C E Brown
121 - 123
the problems of handling and conserving waterlogged wood after removal from primary archaeological contexts are discussed. Problems of lack of facilities, selective conservation, storage, and methods of temporary conservation on site and long term conservation in the laboratory are discussed
C G Henderson
124 - 136
excavation has revealed evidence for a number of successive quays and warehouses from the 1560s, following the building of the Exeter Canal, to the mid-eighteenth century. The paper examines the sequence of development of the Exeter waterfront
Geoff Potter
137 - 149
recent excavation revealed the structure of the medieval bridge together with associated waterfronts. The paper details the sequence of construction and repair phases from the earliest documentary references to the bridge in the late-twelfth and thirteenth centuries through to its final replacement in the early-nineteenth century
Prince Chitwood
169 - 176
Presents a summary of information from sites excavated around the Brayford Pool. Environmental evidence shows that, in the later prehistoric and Romano-British periods, Lincoln lay near the head of an estuary. From the Roman to the later medieval period the flow of water through the Pool was alternately slow and almost stagnant, and faster, indicating periodic human interference with the channel upstream.

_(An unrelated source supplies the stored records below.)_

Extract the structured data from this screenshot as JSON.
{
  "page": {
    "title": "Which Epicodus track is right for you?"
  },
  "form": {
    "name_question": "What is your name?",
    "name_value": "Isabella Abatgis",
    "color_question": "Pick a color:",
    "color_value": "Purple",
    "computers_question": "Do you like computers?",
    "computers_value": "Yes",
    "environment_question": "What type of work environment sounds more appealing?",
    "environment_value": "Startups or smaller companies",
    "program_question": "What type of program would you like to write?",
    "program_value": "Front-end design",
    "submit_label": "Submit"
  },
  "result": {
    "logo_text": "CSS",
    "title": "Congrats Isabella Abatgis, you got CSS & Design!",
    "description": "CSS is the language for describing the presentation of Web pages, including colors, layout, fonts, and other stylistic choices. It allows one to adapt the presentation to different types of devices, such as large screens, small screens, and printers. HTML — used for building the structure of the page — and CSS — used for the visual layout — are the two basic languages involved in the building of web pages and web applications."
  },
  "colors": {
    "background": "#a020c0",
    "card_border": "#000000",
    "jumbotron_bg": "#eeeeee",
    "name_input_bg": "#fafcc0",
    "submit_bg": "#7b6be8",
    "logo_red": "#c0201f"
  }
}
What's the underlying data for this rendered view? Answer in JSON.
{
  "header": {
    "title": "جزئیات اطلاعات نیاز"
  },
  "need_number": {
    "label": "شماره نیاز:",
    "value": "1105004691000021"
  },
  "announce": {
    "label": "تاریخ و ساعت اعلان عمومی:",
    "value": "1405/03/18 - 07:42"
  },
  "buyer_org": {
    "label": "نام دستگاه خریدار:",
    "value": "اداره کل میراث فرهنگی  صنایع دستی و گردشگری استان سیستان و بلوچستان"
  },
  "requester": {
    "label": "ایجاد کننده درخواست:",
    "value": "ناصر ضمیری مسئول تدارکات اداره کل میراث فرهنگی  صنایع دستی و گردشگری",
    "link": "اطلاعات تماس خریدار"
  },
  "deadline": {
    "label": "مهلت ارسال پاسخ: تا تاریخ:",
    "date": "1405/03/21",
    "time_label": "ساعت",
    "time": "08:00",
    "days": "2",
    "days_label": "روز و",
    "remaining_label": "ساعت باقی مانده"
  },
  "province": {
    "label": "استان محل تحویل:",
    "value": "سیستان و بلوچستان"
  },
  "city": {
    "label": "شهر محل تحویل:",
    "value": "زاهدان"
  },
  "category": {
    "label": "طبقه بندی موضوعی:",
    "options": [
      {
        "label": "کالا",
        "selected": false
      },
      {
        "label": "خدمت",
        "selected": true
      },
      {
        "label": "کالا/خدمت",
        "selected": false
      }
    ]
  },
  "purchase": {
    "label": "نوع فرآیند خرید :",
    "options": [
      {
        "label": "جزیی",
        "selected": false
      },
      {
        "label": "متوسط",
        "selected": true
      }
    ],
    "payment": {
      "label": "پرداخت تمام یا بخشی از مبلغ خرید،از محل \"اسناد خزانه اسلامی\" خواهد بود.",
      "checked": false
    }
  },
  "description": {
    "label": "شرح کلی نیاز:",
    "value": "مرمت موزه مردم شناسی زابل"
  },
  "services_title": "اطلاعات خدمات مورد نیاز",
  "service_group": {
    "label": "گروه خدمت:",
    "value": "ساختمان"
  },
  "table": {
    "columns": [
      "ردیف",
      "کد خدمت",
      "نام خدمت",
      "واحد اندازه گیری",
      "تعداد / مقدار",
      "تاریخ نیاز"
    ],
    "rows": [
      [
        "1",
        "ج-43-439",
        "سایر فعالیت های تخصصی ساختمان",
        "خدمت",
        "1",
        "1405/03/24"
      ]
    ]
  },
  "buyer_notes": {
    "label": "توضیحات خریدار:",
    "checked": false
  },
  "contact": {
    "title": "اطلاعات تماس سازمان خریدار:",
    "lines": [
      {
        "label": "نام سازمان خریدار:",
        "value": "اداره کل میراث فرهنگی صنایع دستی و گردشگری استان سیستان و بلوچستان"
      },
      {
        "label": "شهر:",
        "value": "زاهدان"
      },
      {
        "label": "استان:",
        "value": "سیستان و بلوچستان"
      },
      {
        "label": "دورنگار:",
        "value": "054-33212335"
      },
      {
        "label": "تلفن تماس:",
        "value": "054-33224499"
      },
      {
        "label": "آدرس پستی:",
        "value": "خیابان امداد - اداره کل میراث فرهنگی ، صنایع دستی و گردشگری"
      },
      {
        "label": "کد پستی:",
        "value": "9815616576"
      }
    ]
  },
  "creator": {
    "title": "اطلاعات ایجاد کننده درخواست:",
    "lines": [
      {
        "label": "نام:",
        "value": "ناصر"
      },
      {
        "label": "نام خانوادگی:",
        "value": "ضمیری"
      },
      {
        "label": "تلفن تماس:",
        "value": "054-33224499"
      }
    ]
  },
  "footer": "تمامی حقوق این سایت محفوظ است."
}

Roman and Saxon waterfront structures consist of fences and fish-weirs but there was no well-defined port area until the thirteenth century. Excavations at Waterside North revealed a series of fences, a possible stone pier or slipway and a small jetty but no sequence of successive waterfronts
Richard A Hall
177 - 184
discusses the succession of waterfronts from the Roman period, when the erection of grain storage buildings reflects the presence of the Ninth Legion, to post-medieval times, including the possible location of the eighth- to ninth-century wic at Fishergate; evidence for Anglo-Scandinavian river frontages; the later history of the Foss and King's Fishpool; reclamation of the Ouse banks with river walls in the fifteenth century; York's role as a berth for international traders prior to the development of Hull; and the role of York's religious houses in the development of the waterfront